The cancer experts at OHC are the region’s leading providers of life-saving blood and marrow transplants for patients with blood cancers and other blood disorders.
OHC doctors have performed more than 2600 of these transplants, and OHC’s James H. Essell, MD, serves as Medical Director of The Jewish Hospital — Mercy Health Cincinnati Cancer and Cellular Therapy Center. The Jewish Hospital — Mercy Health Cincinnati Cancer and Cellular Therapy Center is a FACT-accredited blood and marrow transplant center. Among the best in the nation, the center is one of only two to earn this prestigious accreditation from the Joint Commission on the Accreditation of Healthcare Organizations for quality patient care and laboratory practices.
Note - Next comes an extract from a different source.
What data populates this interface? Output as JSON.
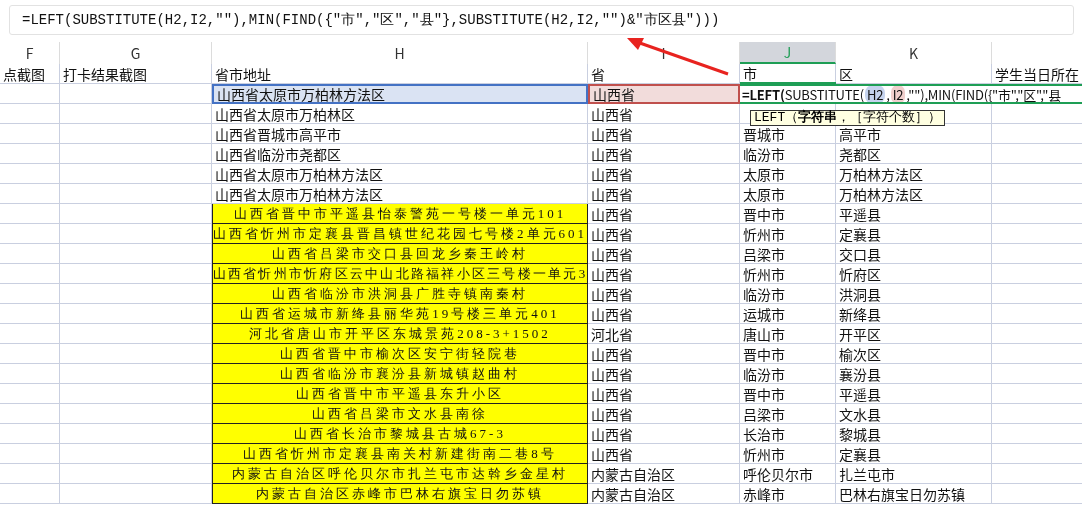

The OHC bone marrow transplant specialists include:
- James H. Essell, MD, hematologist, medical oncologist, blood and marrow transplant specialist, cellular therapy expert, and Medical Director of The Jewish Hospital — Mercy Health Cincinnati Cancer and Cellular Therapy Center
- Akash Mukherjee, MD, hematologist, medical oncologist, blood and marrow transplant specialist, and cellular therapy expert
- Ameet Patel, MD, MMHC, hematologist, medical oncologist, blood and marrow transplant specialist, and cellular therapy expert
- Kruti Patel, DO, hematologist, medical oncologist, blood and marrow transplant specialist, and cellular therapy expert
What is a Blood and Marrow Transplant?
A blood and marrow transplant, sometimes called a stem cell transplant, is a procedure that restores blood-forming stem cells in the bone marrow. This is necessary when a patient has had their bone marrow damaged by cancer or by cancer treatment. Blood-forming stem cells are important because they grow into different types of blood cells. The main types of blood cells are white blood cells, red blood cells, and platelets. You need all three types of blood cells to be healthy.
Types of Blood and Marrow Transplants
The blood-forming stem cells that are used in transplants can come from the bone marrow, bloodstream, or umbilical cord. There are two main types of transplants:
- Autologous (AUTO), where the stem cells come from the patient.
- Allogeneic (ALLO), where the stem cells come from someone else. Donors do not have to be a blood relative, but in many cases a sibling will have cells that will be compatible with the patient’s.
How Do Blood and Marrow Transplants Work Against Cancer?
Instead of working against cancer directly, bone marrow transplants help the body regain its own ability to produce stem cells after chemotherapy and/or radiation treatment.
If your OHC doctors determine a bone marrow transplant is best for you, he or she will search for a donor whose stem cells match yours. If no match is found among family members, the search widens. Millions of volunteer donors are registered with the National Marrow Donor Program.
For more information about bone marrow transplant, call OHC toll free at 1-800-710-4674. If you are a new patient or would like a second opinion, we’d be happy to schedule an appointment with one of our doctors.